In push hands, we hear no, no, no, no…. Yet, we are taught that we keep at it until we find yes. We “need” to be able to say yes to the force. Let it in — only then will we be able to manipulate it to our advantage.

People say no to shit that happens all the time.

Saying no doesn’t alwasy have dire consquences if it isn’t heard, or honoured, but it can and it does eat away at communication.

I’ve said no — only to find myself in a negotiation to find something that may work better, be it a time or day or action.

Oh, you say no to Tuesday mornings… does Friday work?
Oh, you say no to this? How about that?
Oh, you don’t eat tomatoes? Have you tried them with green chile?

We need to be clear — No means no. Full stop, No is a complete sentence. No does not mean, try again later, or come at it from a different angle.

Say what you mean, mean what you say – just don’t say it mean. Practice, practice, practice!

gamespeopleplay

by Jan

The other night we were invited to the home of friends for dinner. After we ate — we played games! We played both a card game and a board game.

Oh, it was fun.

On the way home, Ken and I thought it would be fun to do more of that, so… Now that my cooking hasn’t set off any fire alarms lately — perhaps, we will lure friends over more often and then…. Pounce them with a game or two.

We have a few card games at the ready, and I’m going to keep my eyes open for some fun board games as well.

Each time we do play cards or a games with friends, we say, “Wasn’t that fun!” and, “We should do that more often.” Because it was and we should.

Watch out, 2018 – maybe become the year of a regular game night on Samron Rd.

yoursupportisappreciated

by Jan

Secretly, I know people read this bloggy thing, still I’m caught of guard when someone tells me they do.

For the most part, I write this public, personal diary, out of habit, and to keep Sandie informed of my goings on. (We don’t talk often enough!) Plus, this bloggy thing keeps my brain working, and is a good practice.

While I welcome comments, I do not expect expect them  — yet, this week I scored!

I received several book and author recommendations. My friend Sarah, even dropped off five books she thought I might like!

Yay and thank you!

I’ve also come to the conclusion that biographies are as brainless reading, as the TV show, Say Yes to the Dress is! Maybe it’s my choice of who to read about, but…. So far I’ve found the ones I’ve chosen are super easy reading, yet extremely boring.

It seems only, celebrities, politicians and dead people from past monarchies, fill the shelves at the library for biographies. Like I said … booooooorrrrrring!

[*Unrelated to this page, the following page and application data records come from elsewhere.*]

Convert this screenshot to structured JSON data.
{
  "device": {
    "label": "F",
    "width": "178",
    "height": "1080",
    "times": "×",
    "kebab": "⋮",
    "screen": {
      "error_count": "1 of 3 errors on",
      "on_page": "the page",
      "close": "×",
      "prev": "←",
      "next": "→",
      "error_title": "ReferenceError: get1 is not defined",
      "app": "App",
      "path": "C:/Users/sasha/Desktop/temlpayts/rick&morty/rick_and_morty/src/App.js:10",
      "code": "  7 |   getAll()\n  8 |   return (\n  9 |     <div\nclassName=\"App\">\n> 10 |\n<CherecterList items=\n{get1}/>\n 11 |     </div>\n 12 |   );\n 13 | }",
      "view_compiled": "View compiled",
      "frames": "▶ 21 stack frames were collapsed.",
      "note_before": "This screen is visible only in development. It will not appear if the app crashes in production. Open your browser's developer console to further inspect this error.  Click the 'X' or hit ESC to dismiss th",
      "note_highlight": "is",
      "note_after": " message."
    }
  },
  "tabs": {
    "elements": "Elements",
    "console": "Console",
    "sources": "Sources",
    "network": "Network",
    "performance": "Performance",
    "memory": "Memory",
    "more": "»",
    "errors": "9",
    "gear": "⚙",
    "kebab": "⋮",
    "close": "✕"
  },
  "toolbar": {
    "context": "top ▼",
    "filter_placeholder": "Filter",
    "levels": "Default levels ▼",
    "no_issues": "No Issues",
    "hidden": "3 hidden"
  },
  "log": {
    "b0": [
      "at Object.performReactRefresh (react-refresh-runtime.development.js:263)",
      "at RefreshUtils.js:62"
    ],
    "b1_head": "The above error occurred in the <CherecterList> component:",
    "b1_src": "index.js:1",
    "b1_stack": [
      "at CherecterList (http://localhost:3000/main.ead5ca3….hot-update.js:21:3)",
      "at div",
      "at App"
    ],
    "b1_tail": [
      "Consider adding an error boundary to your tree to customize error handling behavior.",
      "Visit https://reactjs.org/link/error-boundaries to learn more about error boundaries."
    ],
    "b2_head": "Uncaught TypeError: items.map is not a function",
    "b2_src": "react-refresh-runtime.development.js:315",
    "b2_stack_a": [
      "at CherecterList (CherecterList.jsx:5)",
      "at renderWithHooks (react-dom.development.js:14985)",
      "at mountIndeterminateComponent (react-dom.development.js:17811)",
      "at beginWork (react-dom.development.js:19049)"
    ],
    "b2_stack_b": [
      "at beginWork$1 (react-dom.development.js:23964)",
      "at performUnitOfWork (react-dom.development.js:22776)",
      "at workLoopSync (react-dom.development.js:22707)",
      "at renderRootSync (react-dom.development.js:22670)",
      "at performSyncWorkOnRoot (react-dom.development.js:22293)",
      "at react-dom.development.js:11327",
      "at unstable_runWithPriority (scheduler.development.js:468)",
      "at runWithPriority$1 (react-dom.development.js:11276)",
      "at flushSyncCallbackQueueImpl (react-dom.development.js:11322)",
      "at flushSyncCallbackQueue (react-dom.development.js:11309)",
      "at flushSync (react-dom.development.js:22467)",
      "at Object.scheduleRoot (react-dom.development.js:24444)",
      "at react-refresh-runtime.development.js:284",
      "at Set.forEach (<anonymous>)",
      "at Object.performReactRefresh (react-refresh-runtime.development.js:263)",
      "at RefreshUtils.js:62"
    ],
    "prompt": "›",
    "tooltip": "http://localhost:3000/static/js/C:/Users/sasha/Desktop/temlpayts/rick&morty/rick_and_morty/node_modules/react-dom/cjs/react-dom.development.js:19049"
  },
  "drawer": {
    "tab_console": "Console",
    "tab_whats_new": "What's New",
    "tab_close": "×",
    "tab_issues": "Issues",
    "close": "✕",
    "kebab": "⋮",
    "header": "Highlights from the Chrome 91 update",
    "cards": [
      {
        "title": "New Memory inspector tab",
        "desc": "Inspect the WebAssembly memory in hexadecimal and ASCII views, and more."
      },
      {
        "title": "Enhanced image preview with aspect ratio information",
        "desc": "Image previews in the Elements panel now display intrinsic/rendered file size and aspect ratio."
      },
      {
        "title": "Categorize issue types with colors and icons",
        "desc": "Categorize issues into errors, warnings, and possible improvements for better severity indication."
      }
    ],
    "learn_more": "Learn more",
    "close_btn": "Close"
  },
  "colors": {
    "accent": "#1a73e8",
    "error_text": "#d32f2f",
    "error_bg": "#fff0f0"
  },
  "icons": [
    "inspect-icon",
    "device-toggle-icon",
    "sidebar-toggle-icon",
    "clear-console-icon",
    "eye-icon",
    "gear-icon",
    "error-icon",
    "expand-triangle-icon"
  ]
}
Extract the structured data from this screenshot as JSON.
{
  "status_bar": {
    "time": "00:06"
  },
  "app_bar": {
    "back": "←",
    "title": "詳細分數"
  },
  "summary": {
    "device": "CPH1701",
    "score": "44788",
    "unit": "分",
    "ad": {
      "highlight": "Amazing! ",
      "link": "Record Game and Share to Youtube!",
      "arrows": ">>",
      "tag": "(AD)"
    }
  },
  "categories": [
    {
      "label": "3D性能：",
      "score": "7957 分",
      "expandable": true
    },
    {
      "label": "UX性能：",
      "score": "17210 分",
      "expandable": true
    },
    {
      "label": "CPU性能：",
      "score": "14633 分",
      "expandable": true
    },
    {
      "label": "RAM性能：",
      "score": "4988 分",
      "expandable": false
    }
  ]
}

The good news is I now have a stack of books on my side table, a new author to check out, and my suggested reading list is long again.

I’m ready to dive into some new stories!

Thank you for reading this bloggy thing. AND thank you for responding to my whinny… I’ve nothing to read post!